Why Seadrill Ltd Is Unlikely to Be Affected by an Industry Downturn

Several Wall Street firms have downgraded various offshore drillers in recent weeks due to fears of an industry downturn. However, not all companies will see their revenues and cash flows affected by this, despite what analysts say. This may be presenting a buying opportunity while the blood is in the streets.

Daniel Gibbs
Daniel Gibbs
Apr 28, 2014 at 11:39AM
Energy, Materials, and Utilities

Shares of several companies operating in the offshore-drilling space have been slaughtered over the past several months due to fears of an industrywide slowdown. However, there are some instances where the baby has been thrown out with the bathwater, so to speak; Mr. Market has beaten down stocks that will not be particularly affected by any industry slowdown. This could present an opportunity for savvy investors to buy in and earn outsized profits once the industry slump ends.

Some of these companies even pay dividends that are well in excess of the S&P 500 index, so they will pay you to wait. This article will focus on a stock that has long been a favorite of investors in the industry, but that has been beaten down unfairly in recent months: Seadrill (NYSE:SDRL).

In order to identify the opportunity here, you must understand what has caused this much-hyped downturn. You should also know a little bit about how the offshore drilling industry works.

The reason for the slowdown
For the past few years, exploration and production (E&P) companies have been spending large sums of cash to develop fields and discover oil in almost any place that they held a license for.

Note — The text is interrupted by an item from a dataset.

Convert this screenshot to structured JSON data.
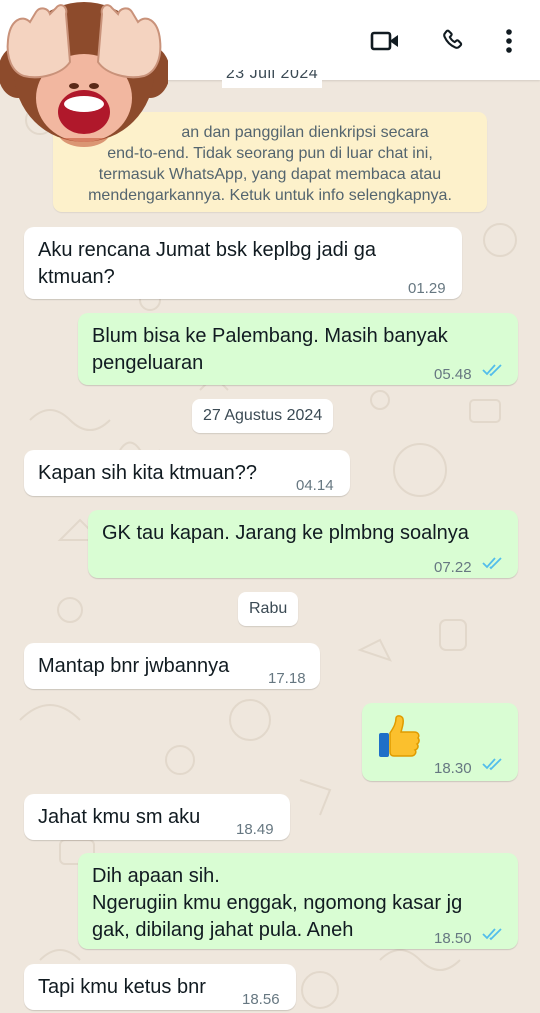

These areas include the various North American and international shale plays, offshore shallow and deepwater plays, and the Arctic. Unfortunately, many of these production areas have been suffering from very high depletion rates, and E&P companies have been forced to increase their capital expenditures in order to maintain their current production levels.

This, combined with the relatively large amounts of cash that the largest E&P companies are returning to their shareholders, has strained the budgets of these companies. So they have been holding off on spending money to contract rigs while their managements work to correct these problems.

How the offshore drilling industry works
An offshore drilling company contracts out each of the rigs in its fleet to an exploration and production company for an extended period of time. In the case of rigs that are capable of operating in an ultra-deepwater environment, this extended period of time is typically for at least a few years. During the time that the rig is contracted out, the E&P company is required to pay a contractually agreed upon rate regardless of what is going on in the marketplace for these rigs.

For this reason, those companies that have all or a large portion of their fleets under contract are unlikely to have their revenues and cash flows affected by the weakness in the industry; these companies should manage to ride through the downturn until E&P companies are willing to spend again.

Seadrill's stock has been beaten down
One company that is in this position is Seadrill. The stock has been a favorite of investors in the sector for quite some time due to its high growth and high dividend yield. Much to the dismay of these investors, though, Seadrill's stock has been one of the hardest hit by the sell-off, as the stock fell from a high of $48.09 last year to today's price under $35.

SDRL Chart

Seadrill data by YCharts

Related Articles

Revenue is unlikely to be affected by a downturn
However, Seadrill has 96% of the total time available to its ultra-deepwater fleet in 2014 secured by contracts. Thus, the company has very little need to find contracts for these rigs this year, a plus given the weak contracting environment for these rigs; and it is guaranteed to receive nearly all of the revenue that it would have received even if there was no downturn.

Seadrill's biggest problem in this area at the start of the year was with its shallow-water fleet. The company had a large percentage of its jack-up rigs coming off contract in 2014, and it did not have replacement contracts for these rigs to start on once current contracts expired. However, Seadrill has largely solved that problem now. A slew of recent contract announcements has increased its contract coverage to 92% for this year. This means that 92% of the company's total shallow-water capacity is secured by contracts.

Allowing for accurate cash flow predictions
Nearly all of the revenue that Seadrill will generate this year is locked in. This allows the company's management to fairly accurately predict revenue and cash flow. This should enable the company to maintain its high dividend. The stock yields over 11% at the time of writing.